DescriptionThe phenomenon of dynamic stall results in a lift overshoot experienced by an airfoil when its angle of attack is rapidly increased beyond the static stall angle. This overshoot is followed by a sudden drop in the lift force, and large hysteresis as the airfoil returns to its initial angle. Dynamic stall is observed in a variety of applications including helicopters and wind turbines, where it produces rapidly fluctuating loads on the blades. It is also seen in many biological systems, but they often use it advantageously. At low and moderate Reynolds numbers and reduced frequencies, this phenomenon has been extensively investigated, but due to the experimental challenges at high Reynolds numbers, only few studies have been conducted in this regime. In the current study, a NACA 0021 airfoil was oscillated sinusoidally around the static stall angle. A highly pressurized, low-velocity, wind tunnel was used to achieve Reynolds numbers up to 5 ⋅ 106, based on the chord length, and reduced frequencies up to 0.5. Forces and moments on the airfoil, as well as pressure distributions around its surface were recorded. Effects of Reynolds number, reduced frequency, mean angle of attack, and amplitude on the development of dynamic stall will be presented.
|Period||24 Nov 2019|

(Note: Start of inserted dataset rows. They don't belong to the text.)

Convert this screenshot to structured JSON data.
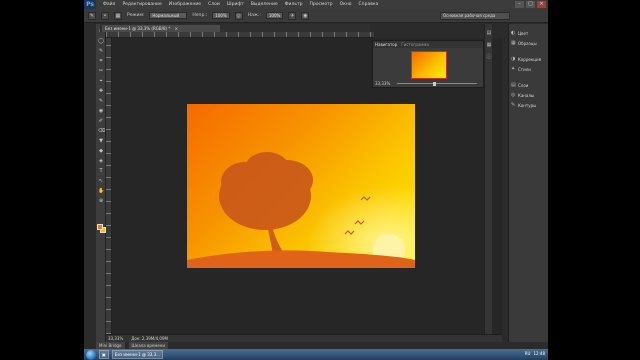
{
  "app": {
    "logo": "Ps"
  },
  "menu": [
    "Файл",
    "Редактирование",
    "Изображение",
    "Слои",
    "Шрифт",
    "Выделение",
    "Фильтр",
    "Просмотр",
    "Окно",
    "Справка"
  ],
  "window_controls": {
    "minimize": "–",
    "maximize": "□",
    "close": "×"
  },
  "options_bar": {
    "mode_label": "Режим:",
    "mode_value": "Нормальный",
    "opacity_label": "Непр.:",
    "opacity_value": "100%",
    "flow_label": "Наж.:",
    "flow_value": "100%",
    "workspace": "Основная рабочая среда"
  },
  "document_tab": {
    "title": "Без имени-1 @ 33,3% (RGB/8) *",
    "close": "×"
  },
  "tools": [
    "▭",
    "◯",
    "✎",
    "⌗",
    "✂",
    "⌖",
    "✚",
    "✎",
    "◉",
    "✐",
    "⌫",
    "▼",
    "◆",
    "◈",
    "T",
    "↖",
    "✋",
    "⊕"
  ],
  "colors": {
    "foreground": "#e8801c",
    "background": "#f5c400",
    "tree": "#c9571a",
    "hill": "#e0631a"
  },
  "navigator": {
    "tab_active": "Навигатор",
    "tab_inactive": "Гистограмма",
    "zoom": "33,33%"
  },
  "panels": [
    {
      "icon": "◐",
      "label": "Цвет"
    },
    {
      "icon": "▦",
      "label": "Образцы"
    },
    {
      "icon": "◑",
      "label": "Коррекция"
    },
    {
      "icon": "✦",
      "label": "Стили"
    },
    {
      "icon": "▤",
      "label": "Слои"
    },
    {
      "icon": "◎",
      "label": "Каналы"
    },
    {
      "icon": "✎",
      "label": "Контуры"
    }
  ],
  "status": {
    "zoom": "33,33%",
    "doc": "Док: 2,39M/4,09M"
  },
  "mini_tabs": [
    "Mini Bridge",
    "Шкала времени"
  ],
  "taskbar": {
    "items": [
      "Без имени-1 @ 33,3..."
    ],
    "lang": "RU",
    "time": "12:48"
  }
}
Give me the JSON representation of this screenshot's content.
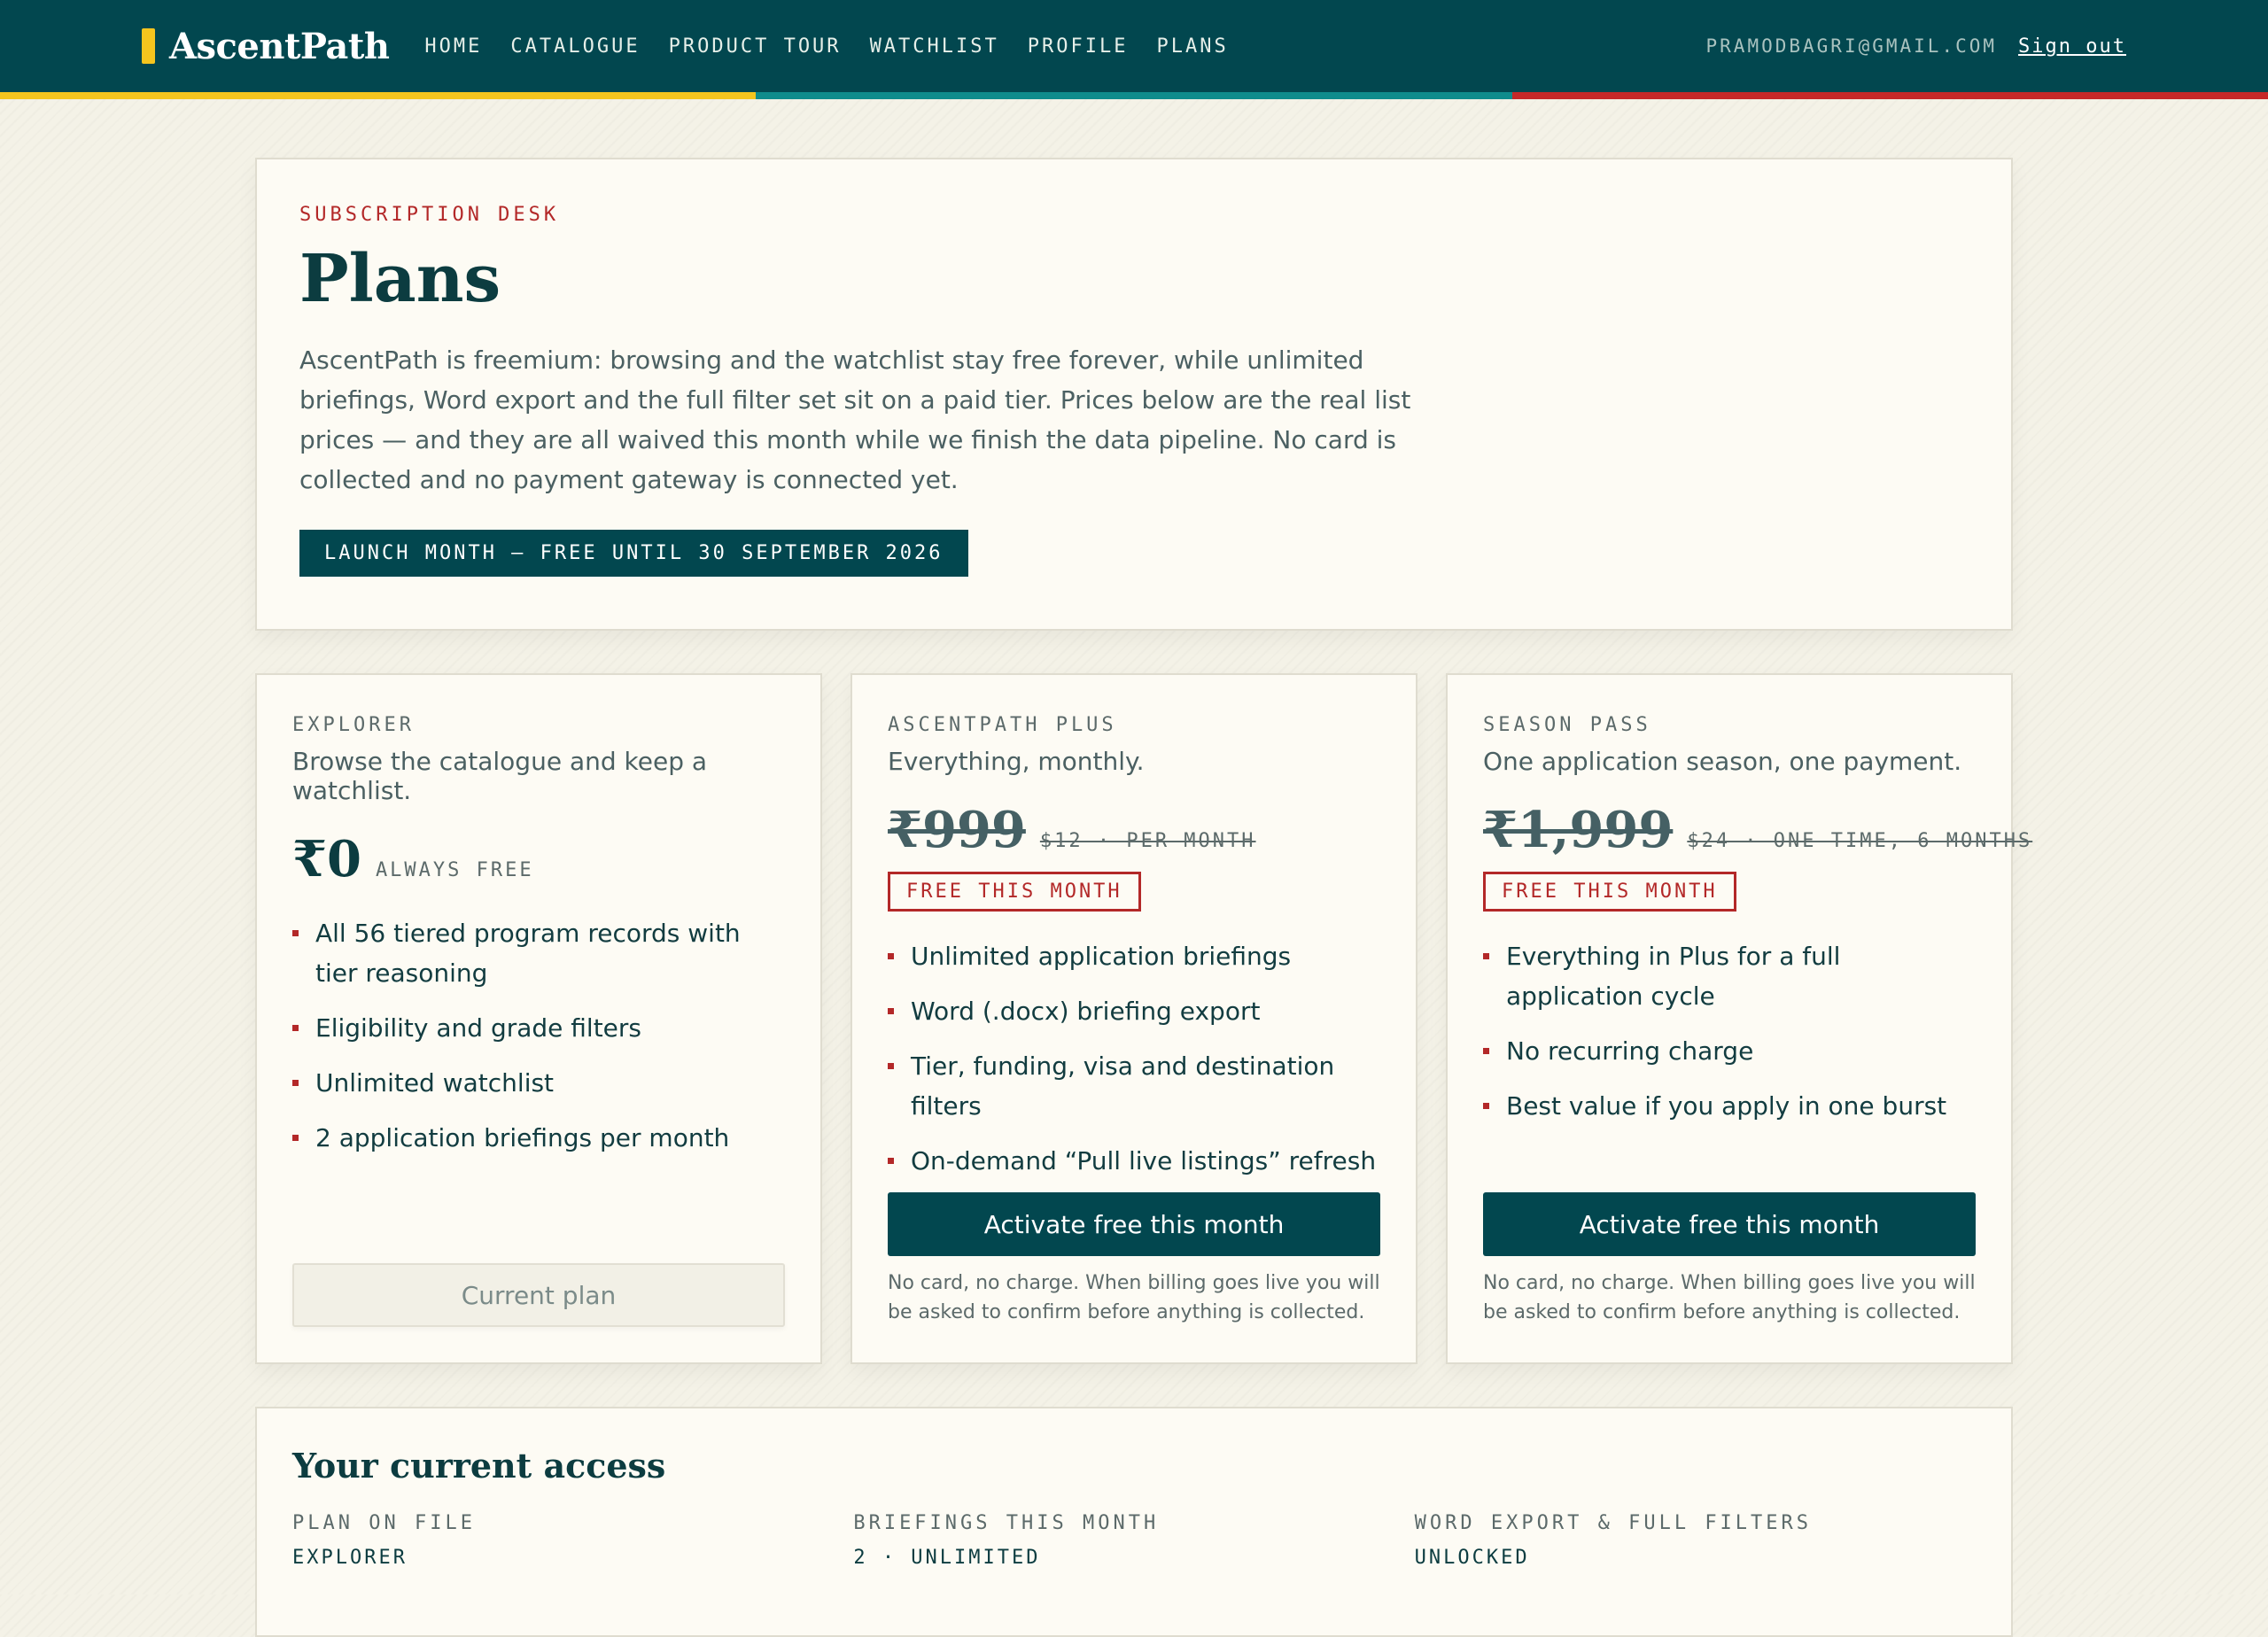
{
  "nav": {
    "brand": "AscentPath",
    "links": [
      "HOME",
      "CATALOGUE",
      "PRODUCT TOUR",
      "WATCHLIST",
      "PROFILE",
      "PLANS"
    ],
    "email": "PRAMODBAGRI@GMAIL.COM",
    "signout": "Sign out"
  },
  "colors": {
    "nav_bg": "#02474f",
    "stripe": [
      "#f5c51e",
      "#0f8c8c",
      "#c62828"
    ],
    "accent_red": "#b32828",
    "brand_mark": "#f5c51e"
  },
  "hero": {
    "eyebrow": "SUBSCRIPTION DESK",
    "title": "Plans",
    "description": "AscentPath is freemium: browsing and the watchlist stay free forever, while unlimited briefings, Word export and the full filter set sit on a paid tier. Prices below are the real list prices — and they are all waived this month while we finish the data pipeline. No card is collected and no payment gateway is connected yet.",
    "badge": "LAUNCH MONTH — FREE UNTIL 30 SEPTEMBER 2026"
  },
  "plans": [
    {
      "tier": "EXPLORER",
      "tagline": "Browse the catalogue and keep a watchlist.",
      "price": "₹0",
      "price_note": "ALWAYS FREE",
      "features": [
        "All 56 tiered program records with tier reasoning",
        "Eligibility and grade filters",
        "Unlimited watchlist",
        "2 application briefings per month"
      ],
      "button": "Current plan"
    },
    {
      "tier": "ASCENTPATH PLUS",
      "tagline": "Everything, monthly.",
      "price": "₹999",
      "price_note": "$12 · PER MONTH",
      "badge": "FREE THIS MONTH",
      "features": [
        "Unlimited application briefings",
        "Word (.docx) briefing export",
        "Tier, funding, visa and destination filters",
        "On-demand “Pull live listings” refresh"
      ],
      "button": "Activate free this month",
      "fine_print": "No card, no charge. When billing goes live you will be asked to confirm before anything is collected."
    },
    {
      "tier": "SEASON PASS",
      "tagline": "One application season, one payment.",
      "price": "₹1,999",
      "price_note": "$24 · ONE-TIME, 6 MONTHS",
      "badge": "FREE THIS MONTH",
      "features": [
        "Everything in Plus for a full application cycle",
        "No recurring charge",
        "Best value if you apply in one burst"
      ],
      "button": "Activate free this month",
      "fine_print": "No card, no charge. When billing goes live you will be asked to confirm before anything is collected."
    }
  ],
  "access": {
    "title": "Your current access",
    "items": [
      {
        "label": "PLAN ON FILE",
        "value": "EXPLORER"
      },
      {
        "label": "BRIEFINGS THIS MONTH",
        "value": "2 · UNLIMITED"
      },
      {
        "label": "WORD EXPORT & FULL FILTERS",
        "value": "UNLOCKED"
      }
    ]
  }
}
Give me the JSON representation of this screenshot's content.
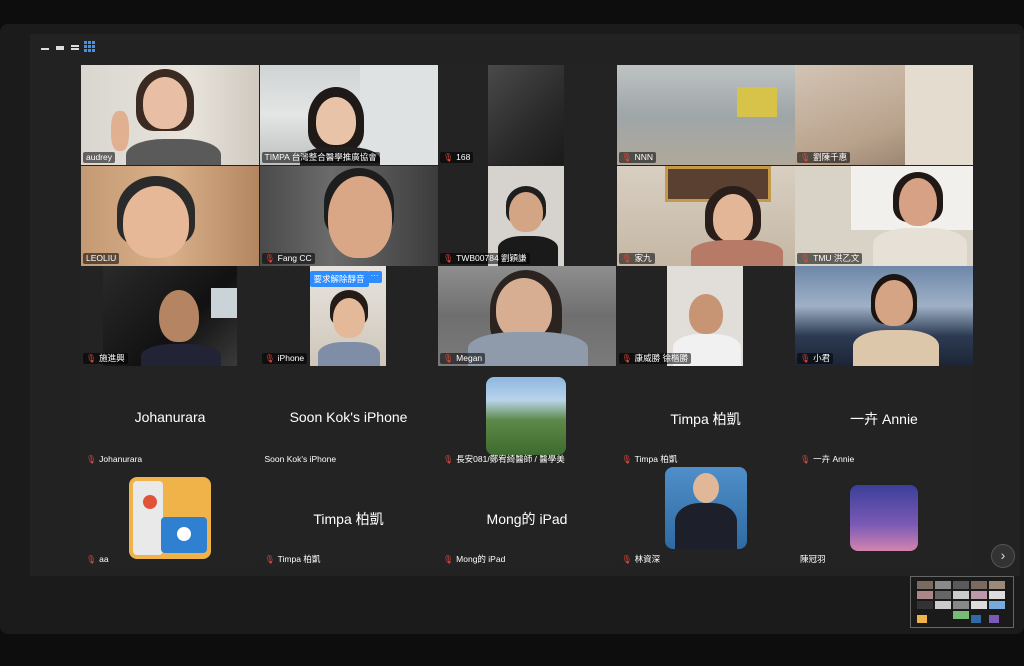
{
  "window": {
    "title": ""
  },
  "toolbar": {
    "icons": [
      "minimize-icon",
      "restore-icon",
      "maximize-icon",
      "gallery-view-icon"
    ]
  },
  "tiles": [
    {
      "name": "audrey",
      "muted": false
    },
    {
      "name": "TIMPA 台灣整合醫學推廣協會",
      "muted": false,
      "active": true
    },
    {
      "name": "168",
      "muted": true
    },
    {
      "name": "NNN",
      "muted": true
    },
    {
      "name": "劉陳千惠",
      "muted": true
    },
    {
      "name": "LEOLIU",
      "muted": false
    },
    {
      "name": "Fang CC",
      "muted": true
    },
    {
      "name": "TWB00784 劉穎謙",
      "muted": true
    },
    {
      "name": "家九",
      "muted": true
    },
    {
      "name": "TMU 洪乙文",
      "muted": true
    },
    {
      "name": "施進興",
      "muted": true
    },
    {
      "name": "iPhone",
      "muted": true
    },
    {
      "name": "Megan",
      "muted": true
    },
    {
      "name": "康威勝 徐楷勝",
      "muted": true
    },
    {
      "name": "小君",
      "muted": true
    },
    {
      "name": "Johanurara",
      "muted": true,
      "display": "Johanurara"
    },
    {
      "name": "Soon Kok's iPhone",
      "muted": false,
      "display": "Soon Kok's iPhone"
    },
    {
      "name": "長安081/鄭宥綺醫師 / 醫學美",
      "muted": true
    },
    {
      "name": "Timpa 柏凱",
      "muted": true,
      "display": "Timpa 柏凱"
    },
    {
      "name": "一卉 Annie",
      "muted": true,
      "display": "一卉 Annie"
    },
    {
      "name": "aa",
      "muted": true
    },
    {
      "name": "Timpa 柏凱",
      "muted": true,
      "display": "Timpa 柏凱"
    },
    {
      "name": "Mong的 iPad",
      "muted": true,
      "display": "Mong的 iPad"
    },
    {
      "name": "林資深",
      "muted": true
    },
    {
      "name": "陳冠羽",
      "muted": false
    }
  ],
  "iphone_tile": {
    "unmute_label": "要求解除靜音",
    "more_label": "···"
  },
  "nav": {
    "next_label": "›"
  },
  "colors": {
    "accent": "#2d8cff",
    "active_border": "#2fbf4f",
    "muted_icon": "#e5483b"
  }
}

|Event title||72nd Annual Meeting of the American Physical Society, Division of Fluid Dynamics|
|Location||Seattle, United States, Washington|